The Switch is slowly but surely becoming one of the best available entertainment systems for multiplayer fun. The eShop is positively bursting at the seams with great co-op adventures and games that focus on simple, pick-up-and-play action for multiple players to enjoy. Party Golf is one of the latest titles to jump on board, hoping to find its way into your living room and give you a good laugh in the process. Does it succeed? Let’s take a look.

The entire game focuses around one extremely simple concept and, as you might expect from the title, that is to get the ball into a hole. Despite the initial simplicity, though, Party Golf has actually been designed really well; it takes that very basic aspect of golf and evolves it into something slightly different. In normal gameplay, four players (human or AI) will all be competing to reach the hole first and scores are given at the end of each round (reflecting how quickly each player managed to get to the goal). If anyone doesn’t make it to the goal before the round ends, scores are then dished out based on how far away from the hole they finished.

Unlike real golf, though, everyone is in a mad rush to fire their ball across the screen at the same time; balls collide in the air, power-ups can enable you to mess with nearby players, and there is a general sense of madness in every round. The game is perfectly functional as a solo experience but, like most party games, it is definitely enjoyed best with friends. Having multiple players sit around the TV, yelling at each other for knocking their ball off the stage as they were about to execute a perfect hole-in-one, is perhaps the game’s most enjoyable aspect and that cannot be replicated when playing alone. There is a rather nice solo player mode available, though, which we’ll get to a little later on.

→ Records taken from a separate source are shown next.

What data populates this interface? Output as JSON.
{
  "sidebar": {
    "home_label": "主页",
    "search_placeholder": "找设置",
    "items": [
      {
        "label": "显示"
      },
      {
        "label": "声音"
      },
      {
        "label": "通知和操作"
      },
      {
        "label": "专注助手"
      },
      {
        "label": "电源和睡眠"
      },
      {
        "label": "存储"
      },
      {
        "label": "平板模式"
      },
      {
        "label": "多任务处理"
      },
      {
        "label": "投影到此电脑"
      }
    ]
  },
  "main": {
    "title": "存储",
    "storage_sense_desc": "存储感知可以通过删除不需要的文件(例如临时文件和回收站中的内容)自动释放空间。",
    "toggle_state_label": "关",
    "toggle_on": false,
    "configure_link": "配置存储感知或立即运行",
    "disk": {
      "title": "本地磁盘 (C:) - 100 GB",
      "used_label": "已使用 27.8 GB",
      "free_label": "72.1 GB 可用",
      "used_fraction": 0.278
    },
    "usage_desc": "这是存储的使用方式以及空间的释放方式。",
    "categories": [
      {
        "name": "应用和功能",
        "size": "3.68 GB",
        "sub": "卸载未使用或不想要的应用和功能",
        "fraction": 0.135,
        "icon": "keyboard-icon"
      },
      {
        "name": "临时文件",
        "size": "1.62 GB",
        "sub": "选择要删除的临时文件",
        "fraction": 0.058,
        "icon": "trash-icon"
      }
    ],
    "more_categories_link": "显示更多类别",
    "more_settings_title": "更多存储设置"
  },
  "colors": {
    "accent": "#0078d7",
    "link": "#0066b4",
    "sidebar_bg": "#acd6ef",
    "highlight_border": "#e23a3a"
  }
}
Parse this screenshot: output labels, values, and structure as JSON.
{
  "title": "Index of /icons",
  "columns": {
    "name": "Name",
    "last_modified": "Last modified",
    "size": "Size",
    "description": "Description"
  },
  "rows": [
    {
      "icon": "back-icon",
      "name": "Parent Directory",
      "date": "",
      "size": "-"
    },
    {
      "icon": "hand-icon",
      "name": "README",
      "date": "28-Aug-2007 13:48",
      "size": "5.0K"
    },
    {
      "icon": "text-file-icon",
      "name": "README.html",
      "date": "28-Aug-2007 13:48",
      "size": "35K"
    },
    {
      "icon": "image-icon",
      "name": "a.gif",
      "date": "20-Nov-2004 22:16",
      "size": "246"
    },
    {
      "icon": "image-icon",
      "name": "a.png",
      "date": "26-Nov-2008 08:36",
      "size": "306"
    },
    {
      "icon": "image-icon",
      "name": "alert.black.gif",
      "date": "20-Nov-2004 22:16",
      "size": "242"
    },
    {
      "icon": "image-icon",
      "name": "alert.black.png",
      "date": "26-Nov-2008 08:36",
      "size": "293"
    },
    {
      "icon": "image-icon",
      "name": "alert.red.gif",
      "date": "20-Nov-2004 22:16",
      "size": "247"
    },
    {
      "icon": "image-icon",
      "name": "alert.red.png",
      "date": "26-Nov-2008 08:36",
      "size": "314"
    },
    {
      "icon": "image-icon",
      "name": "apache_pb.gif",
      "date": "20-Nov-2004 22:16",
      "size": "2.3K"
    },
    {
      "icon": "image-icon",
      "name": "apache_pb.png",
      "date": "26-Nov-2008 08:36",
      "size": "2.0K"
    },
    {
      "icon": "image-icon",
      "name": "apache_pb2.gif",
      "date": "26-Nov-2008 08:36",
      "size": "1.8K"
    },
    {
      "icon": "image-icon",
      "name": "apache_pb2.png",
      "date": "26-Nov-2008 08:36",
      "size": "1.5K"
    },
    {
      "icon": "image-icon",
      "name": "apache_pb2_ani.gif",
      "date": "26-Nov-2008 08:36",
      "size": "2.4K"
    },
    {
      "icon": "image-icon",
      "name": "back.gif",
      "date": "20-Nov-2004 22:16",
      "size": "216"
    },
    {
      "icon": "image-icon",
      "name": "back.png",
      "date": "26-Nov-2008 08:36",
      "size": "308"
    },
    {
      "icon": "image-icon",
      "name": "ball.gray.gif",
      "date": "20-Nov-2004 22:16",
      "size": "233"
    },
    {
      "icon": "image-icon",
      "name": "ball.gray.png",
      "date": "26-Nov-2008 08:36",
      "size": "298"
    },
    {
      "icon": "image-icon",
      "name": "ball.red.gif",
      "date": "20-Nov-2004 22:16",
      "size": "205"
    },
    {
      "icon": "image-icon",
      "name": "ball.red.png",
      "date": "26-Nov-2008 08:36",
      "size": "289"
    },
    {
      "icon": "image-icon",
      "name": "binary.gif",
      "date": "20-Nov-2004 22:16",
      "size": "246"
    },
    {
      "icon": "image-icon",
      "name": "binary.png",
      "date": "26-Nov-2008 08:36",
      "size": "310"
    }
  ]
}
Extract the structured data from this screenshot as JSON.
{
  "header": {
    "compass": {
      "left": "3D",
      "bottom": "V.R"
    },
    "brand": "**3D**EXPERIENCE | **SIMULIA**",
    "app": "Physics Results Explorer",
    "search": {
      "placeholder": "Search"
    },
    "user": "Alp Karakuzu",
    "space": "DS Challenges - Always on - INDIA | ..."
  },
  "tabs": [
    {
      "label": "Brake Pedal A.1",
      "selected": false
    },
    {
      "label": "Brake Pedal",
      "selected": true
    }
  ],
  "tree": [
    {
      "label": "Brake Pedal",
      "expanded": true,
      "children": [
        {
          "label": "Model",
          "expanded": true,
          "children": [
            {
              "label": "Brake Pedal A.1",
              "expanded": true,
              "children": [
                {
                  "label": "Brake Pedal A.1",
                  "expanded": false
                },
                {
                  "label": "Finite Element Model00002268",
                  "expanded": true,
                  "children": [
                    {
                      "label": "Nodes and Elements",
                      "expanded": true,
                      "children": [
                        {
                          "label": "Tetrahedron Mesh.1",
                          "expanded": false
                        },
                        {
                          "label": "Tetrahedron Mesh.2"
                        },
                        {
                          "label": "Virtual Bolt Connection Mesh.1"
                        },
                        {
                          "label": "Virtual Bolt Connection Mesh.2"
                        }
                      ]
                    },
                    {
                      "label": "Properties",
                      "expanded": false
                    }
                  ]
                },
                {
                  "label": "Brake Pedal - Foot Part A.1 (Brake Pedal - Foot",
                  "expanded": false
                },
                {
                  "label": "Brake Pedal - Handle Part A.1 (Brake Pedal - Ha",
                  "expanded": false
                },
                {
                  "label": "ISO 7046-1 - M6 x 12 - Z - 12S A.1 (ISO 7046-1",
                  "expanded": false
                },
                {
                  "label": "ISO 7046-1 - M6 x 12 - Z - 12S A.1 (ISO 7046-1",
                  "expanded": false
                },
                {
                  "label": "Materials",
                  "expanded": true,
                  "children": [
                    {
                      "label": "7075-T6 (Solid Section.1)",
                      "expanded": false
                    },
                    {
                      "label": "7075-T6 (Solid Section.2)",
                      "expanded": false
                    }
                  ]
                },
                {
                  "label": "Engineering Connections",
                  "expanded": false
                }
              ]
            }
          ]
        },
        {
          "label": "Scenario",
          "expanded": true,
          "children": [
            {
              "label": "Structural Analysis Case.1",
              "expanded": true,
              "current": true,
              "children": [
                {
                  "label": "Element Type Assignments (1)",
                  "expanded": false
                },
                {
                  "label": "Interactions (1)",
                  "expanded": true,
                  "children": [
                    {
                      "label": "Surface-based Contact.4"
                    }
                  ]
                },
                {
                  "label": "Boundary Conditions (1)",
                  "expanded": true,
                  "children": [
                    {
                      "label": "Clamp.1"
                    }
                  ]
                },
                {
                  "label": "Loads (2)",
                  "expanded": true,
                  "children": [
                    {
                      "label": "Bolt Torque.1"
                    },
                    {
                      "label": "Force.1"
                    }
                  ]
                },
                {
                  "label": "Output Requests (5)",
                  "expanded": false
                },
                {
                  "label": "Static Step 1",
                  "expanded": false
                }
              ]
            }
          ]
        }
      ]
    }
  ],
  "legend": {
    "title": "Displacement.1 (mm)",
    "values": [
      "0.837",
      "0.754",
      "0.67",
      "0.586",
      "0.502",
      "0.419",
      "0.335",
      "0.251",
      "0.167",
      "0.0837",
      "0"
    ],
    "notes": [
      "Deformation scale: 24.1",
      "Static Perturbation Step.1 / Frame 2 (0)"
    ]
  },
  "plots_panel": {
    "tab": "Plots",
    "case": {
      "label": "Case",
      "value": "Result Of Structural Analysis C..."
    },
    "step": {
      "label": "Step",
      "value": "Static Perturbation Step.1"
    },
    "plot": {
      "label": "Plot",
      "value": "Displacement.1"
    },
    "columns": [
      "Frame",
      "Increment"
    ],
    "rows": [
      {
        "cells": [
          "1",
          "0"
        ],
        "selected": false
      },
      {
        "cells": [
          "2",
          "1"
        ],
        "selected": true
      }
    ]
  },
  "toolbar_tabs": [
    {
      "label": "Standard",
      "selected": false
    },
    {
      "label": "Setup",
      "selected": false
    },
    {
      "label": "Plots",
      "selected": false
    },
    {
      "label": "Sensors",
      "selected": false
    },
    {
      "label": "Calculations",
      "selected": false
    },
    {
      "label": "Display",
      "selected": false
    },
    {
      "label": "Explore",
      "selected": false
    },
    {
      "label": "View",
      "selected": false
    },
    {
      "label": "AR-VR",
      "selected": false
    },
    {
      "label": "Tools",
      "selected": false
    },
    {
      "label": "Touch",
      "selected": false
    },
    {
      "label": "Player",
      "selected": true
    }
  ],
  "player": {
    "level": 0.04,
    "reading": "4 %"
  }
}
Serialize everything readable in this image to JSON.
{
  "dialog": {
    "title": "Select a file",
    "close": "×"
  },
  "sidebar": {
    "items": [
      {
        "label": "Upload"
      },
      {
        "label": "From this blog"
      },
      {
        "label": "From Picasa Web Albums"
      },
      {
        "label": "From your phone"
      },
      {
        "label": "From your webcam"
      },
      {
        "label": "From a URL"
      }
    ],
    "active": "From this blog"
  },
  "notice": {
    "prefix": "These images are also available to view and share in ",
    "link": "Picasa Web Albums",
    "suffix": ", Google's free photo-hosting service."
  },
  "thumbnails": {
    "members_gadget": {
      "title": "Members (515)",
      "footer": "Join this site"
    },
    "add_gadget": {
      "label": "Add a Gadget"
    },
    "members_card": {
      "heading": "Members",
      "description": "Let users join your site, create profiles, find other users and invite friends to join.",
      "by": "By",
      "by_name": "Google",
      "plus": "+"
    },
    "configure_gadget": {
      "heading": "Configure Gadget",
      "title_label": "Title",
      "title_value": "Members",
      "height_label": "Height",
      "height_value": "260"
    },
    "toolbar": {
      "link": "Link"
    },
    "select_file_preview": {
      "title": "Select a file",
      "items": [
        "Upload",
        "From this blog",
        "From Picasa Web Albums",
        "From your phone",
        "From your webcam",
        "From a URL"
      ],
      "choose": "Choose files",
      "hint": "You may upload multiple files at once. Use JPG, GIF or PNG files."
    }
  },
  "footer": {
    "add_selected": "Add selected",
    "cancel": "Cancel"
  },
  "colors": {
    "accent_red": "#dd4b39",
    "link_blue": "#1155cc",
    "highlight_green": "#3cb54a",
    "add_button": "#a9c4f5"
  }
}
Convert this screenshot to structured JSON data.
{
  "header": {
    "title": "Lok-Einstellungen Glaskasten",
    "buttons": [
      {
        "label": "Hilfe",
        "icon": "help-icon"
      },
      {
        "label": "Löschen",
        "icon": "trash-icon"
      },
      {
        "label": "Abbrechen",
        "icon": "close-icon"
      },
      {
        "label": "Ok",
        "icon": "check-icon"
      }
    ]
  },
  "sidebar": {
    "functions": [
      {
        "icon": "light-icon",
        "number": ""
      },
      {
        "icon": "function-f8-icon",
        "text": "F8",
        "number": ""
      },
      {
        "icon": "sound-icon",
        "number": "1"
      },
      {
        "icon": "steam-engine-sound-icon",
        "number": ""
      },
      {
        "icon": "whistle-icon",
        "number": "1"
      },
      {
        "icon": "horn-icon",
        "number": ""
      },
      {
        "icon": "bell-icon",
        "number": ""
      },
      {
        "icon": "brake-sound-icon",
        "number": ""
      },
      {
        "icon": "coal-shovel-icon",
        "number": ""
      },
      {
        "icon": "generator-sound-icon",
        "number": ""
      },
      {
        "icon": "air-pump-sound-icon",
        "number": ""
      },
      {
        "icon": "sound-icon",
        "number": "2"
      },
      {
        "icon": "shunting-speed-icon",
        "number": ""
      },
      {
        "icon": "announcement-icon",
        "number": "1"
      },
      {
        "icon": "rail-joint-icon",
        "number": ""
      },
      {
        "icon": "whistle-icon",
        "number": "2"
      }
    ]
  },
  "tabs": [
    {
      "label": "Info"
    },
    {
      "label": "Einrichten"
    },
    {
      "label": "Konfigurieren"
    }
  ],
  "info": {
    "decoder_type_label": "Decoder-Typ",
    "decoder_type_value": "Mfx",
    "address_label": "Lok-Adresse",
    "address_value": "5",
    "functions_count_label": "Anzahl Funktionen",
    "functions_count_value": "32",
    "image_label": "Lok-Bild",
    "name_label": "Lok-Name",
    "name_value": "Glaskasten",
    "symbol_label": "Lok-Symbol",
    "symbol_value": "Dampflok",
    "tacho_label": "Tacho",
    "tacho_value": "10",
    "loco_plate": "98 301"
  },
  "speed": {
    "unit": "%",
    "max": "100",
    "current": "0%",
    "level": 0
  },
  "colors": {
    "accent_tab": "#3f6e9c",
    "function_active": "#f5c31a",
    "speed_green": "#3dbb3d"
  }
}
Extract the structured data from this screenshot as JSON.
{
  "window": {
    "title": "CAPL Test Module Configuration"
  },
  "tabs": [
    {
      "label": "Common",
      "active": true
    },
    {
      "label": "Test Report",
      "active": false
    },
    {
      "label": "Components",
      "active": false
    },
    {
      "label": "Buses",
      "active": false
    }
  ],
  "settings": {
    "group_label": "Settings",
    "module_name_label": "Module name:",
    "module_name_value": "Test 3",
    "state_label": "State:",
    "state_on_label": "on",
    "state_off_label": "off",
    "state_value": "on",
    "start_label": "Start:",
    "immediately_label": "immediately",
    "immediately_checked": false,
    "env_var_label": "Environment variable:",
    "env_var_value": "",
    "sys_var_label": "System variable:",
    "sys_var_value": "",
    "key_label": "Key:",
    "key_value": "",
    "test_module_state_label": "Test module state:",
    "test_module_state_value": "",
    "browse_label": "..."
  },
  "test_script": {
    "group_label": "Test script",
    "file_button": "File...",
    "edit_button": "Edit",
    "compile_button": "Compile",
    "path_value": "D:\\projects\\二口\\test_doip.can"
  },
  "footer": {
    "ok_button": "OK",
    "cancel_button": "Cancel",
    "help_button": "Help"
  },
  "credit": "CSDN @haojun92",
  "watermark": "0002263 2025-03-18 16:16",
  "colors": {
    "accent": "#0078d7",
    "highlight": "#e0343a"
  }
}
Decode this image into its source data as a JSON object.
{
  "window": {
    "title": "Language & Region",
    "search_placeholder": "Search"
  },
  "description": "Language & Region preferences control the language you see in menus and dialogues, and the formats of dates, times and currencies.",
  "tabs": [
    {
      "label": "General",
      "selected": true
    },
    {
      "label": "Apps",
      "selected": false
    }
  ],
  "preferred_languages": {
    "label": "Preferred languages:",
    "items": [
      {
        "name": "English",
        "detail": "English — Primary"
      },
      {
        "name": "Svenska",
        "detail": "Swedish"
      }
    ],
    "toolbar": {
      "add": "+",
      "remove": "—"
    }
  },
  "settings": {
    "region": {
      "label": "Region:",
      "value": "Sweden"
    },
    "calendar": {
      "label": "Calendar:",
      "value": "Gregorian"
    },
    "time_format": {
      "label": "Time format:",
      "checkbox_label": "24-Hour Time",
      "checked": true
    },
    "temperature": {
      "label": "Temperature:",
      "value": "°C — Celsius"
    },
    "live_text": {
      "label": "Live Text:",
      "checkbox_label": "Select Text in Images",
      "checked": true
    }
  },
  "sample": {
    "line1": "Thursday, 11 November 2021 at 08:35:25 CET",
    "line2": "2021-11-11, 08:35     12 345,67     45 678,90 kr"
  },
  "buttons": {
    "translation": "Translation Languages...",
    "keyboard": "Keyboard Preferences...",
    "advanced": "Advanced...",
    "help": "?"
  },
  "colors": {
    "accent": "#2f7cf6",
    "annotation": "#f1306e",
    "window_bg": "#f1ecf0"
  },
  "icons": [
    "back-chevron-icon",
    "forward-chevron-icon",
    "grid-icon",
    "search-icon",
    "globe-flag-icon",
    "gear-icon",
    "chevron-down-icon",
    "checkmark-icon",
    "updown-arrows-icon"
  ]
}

Before that, let’s take a look at the main, multiplayer experience. The game boasts of having “over 100” modes available to play and this is (sort of) correct. The default mode is where you’ll definitely want to begin; players compete through as many rounds as necessary (you win by leading the table with 500 or more points and then winning another round) and everything is left at its standard settings. These other modes are basically the same fundamental idea but with different varieties on a whole host of parameters. As an example, the second available mode (called ‘Fruit Salad’) gives a random ball shape and size to each player which changes each round. These can be hilarious too – at one point our team of four were flinging around rubber ducks, bananas, a sand-timer, and a ridiculously over-sized brick that caused issues for everyone.

Some of these modes are great fun – one example has you playing in the dark, forcing you to locate the hole by illuminating sections of the screen with your ball’s flight path; unfortunately, though, others aren’t quite as strong. One particular level (which is actually great when played by four human players) is let down in single player thanks to the AI not understanding the specific task. In ‘Checking In’, you must hit a number of checkpoints before trying to sink your ball; the AI don’t try to do this, though – instead just flinging themselves right at the goal. This means that you will win every single round (as long as you complete the task) which eliminates the fun of competition.

Perhaps the game’s crowing jewel, though, is its ‘Custom Game’ mode. Here, you can make your own game modes by changing all of the parameters however you see fit. The options are truly staggering – you can change how balls are sized and shaped, their spin and bounce capabilities, the shape of the terrain, the scoring system, where tee-offs and holes are located, whether you want to put water on the course or not, whether or not to include a voting system which will allow players to change parameters between each round, specific rules to shots, how the camera works, how the aiming works, environmental factors, and so on. If we kept going we’d need to start a new website called 'Party Golf Life' just to have enough room for all the information – it is a very impressive feature indeed.

The solo player mode, which we touched upon earlier, is made up of a series of trials. These trials have you trying to sink the ball over a set amount of rounds with restrictions in place such as limits to the amount of shots or time you have. They are surprisingly challenging too – often even the slightest mistake has the potential to cost you the victory. Considering the game has such a multiplayer-heavy focus (you can actually play with eight players locally if you have enough Joy-Con controllers to share), this feature has a surprising amount of content.

For some, despite the amazing generosity offered in the customisation of the game’s settings, the game will likely work best in short bursts. We’d argue that the variety of ways to play (just about) justify the game’s cost but, essentially, you would have to enjoy the core ‘party-type’ gameplay to get the most out of this title. There are also a couple of little factors such as a temperamental loading screen and framerate drops (especially when playing with eight players) which stop the game from being perfect but, ultimately, it does its job rather nicely on the whole and there is an awful lot of fun to be had in the right company.

Conclusion

To answer our initial question of whether or not Party Golf can successfully join the eShop’s masterful collection of multiplayer goodness: quite simply, yes. The amount of customisation options are mind-blowing and essentially allow you to make the game be whatever you want it to be. The asking price at launch feels just a tad steep (a bit more polish and a slightly higher level of presentation wouldn’t go amiss) but, with the right friends around you, you’ll be having so much fun laughing at each other’s mistakes that you’ll hardly care.